→ Supplied records

____________

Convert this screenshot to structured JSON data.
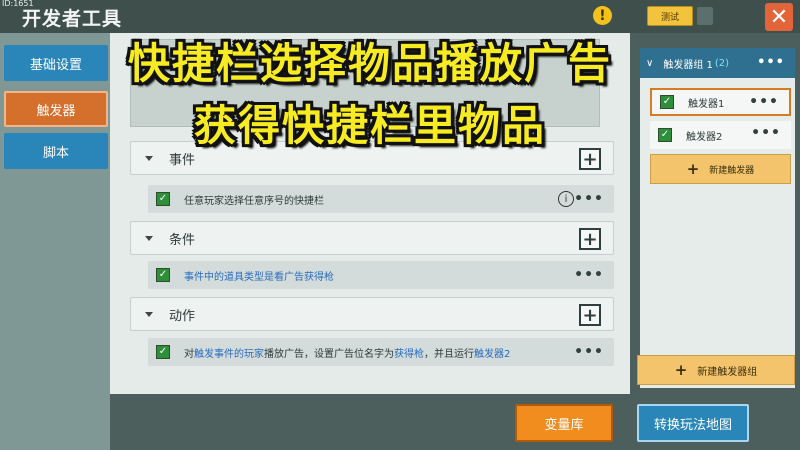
{
  "window": {
    "corner_id": "ID:1651",
    "title": "开发者工具",
    "warning_icon": "warning-icon",
    "test_label": "测试",
    "close_icon": "close-icon"
  },
  "sidebar": {
    "items": [
      {
        "label": "基础设置"
      },
      {
        "label": "触发器",
        "active": true
      },
      {
        "label": "脚本"
      }
    ]
  },
  "overlay": {
    "line1": "快捷栏选择物品播放广告",
    "line2": "获得快捷栏里物品"
  },
  "sections": [
    {
      "label": "事件",
      "rows": [
        {
          "parts": [
            {
              "text": "任意玩家选择任意序号的快捷栏",
              "hl": false
            }
          ],
          "info": true
        }
      ]
    },
    {
      "label": "条件",
      "rows": [
        {
          "parts": [
            {
              "text": "事件中的道具类型是看广告获得枪",
              "hl": true
            }
          ],
          "info": false
        }
      ]
    },
    {
      "label": "动作",
      "rows": [
        {
          "parts": [
            {
              "text": "对",
              "hl": false
            },
            {
              "text": "触发事件的玩家",
              "hl": true
            },
            {
              "text": "播放广告，设置广告位名字为",
              "hl": false
            },
            {
              "text": "获得枪",
              "hl": true
            },
            {
              "text": "，并且运行",
              "hl": false
            },
            {
              "text": "触发器2",
              "hl": true
            }
          ],
          "info": false
        }
      ]
    }
  ],
  "right_panel": {
    "group_label": "触发器组 1",
    "group_count": "(2)",
    "triggers": [
      {
        "label": "触发器1",
        "active": true
      },
      {
        "label": "触发器2",
        "active": false
      }
    ],
    "new_trigger": "新建触发器",
    "new_group": "新建触发器组"
  },
  "buttons": {
    "variables": "变量库",
    "switch_map": "转换玩法地图"
  },
  "glyphs": {
    "more": "•••",
    "plus": "+",
    "info": "i",
    "check": "✓",
    "chevron": "∨"
  },
  "colors": {
    "accent_orange": "#d4702c",
    "accent_blue": "#2a86b8",
    "overlay_text": "#f7ec22",
    "highlight_text": "#2a6bbd"
  }
}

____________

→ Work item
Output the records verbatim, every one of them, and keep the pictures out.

→ Result
Convert this screenshot to structured JSON data.
{
  "window": {
    "corner_id": "ID:1651",
    "title": "开发者工具",
    "warning_icon": "warning-icon",
    "test_label": "测试",
    "close_icon": "close-icon"
  },
  "sidebar": {
    "items": [
      {
        "label": "基础设置"
      },
      {
        "label": "触发器",
        "active": true
      },
      {
        "label": "脚本"
      }
    ]
  },
  "overlay": {
    "line1": "快捷栏选择物品播放广告",
    "line2": "获得快捷栏里物品"
  },
  "sections": [
    {
      "label": "事件",
      "rows": [
        {
          "parts": [
            {
              "text": "任意玩家选择任意序号的快捷栏",
              "hl": false
            }
          ],
          "info": true
        }
      ]
    },
    {
      "label": "条件",
      "rows": [
        {
          "parts": [
            {
              "text": "事件中的道具类型是看广告获得枪",
              "hl": true
            }
          ],
          "info": false
        }
      ]
    },
    {
      "label": "动作",
      "rows": [
        {
          "parts": [
            {
              "text": "对",
              "hl": false
            },
            {
              "text": "触发事件的玩家",
              "hl": true
            },
            {
              "text": "播放广告，设置广告位名字为",
              "hl": false
            },
            {
              "text": "获得枪",
              "hl": true
            },
            {
              "text": "，并且运行",
              "hl": false
            },
            {
              "text": "触发器2",
              "hl": true
            }
          ],
          "info": false
        }
      ]
    }
  ],
  "right_panel": {
    "group_label": "触发器组 1",
    "group_count": "(2)",
    "triggers": [
      {
        "label": "触发器1",
        "active": true
      },
      {
        "label": "触发器2",
        "active": false
      }
    ],
    "new_trigger": "新建触发器",
    "new_group": "新建触发器组"
  },
  "buttons": {
    "variables": "变量库",
    "switch_map": "转换玩法地图"
  },
  "glyphs": {
    "more": "•••",
    "plus": "+",
    "info": "i",
    "check": "✓",
    "chevron": "∨"
  },
  "colors": {
    "accent_orange": "#d4702c",
    "accent_blue": "#2a86b8",
    "overlay_text": "#f7ec22",
    "highlight_text": "#2a6bbd"
  }
}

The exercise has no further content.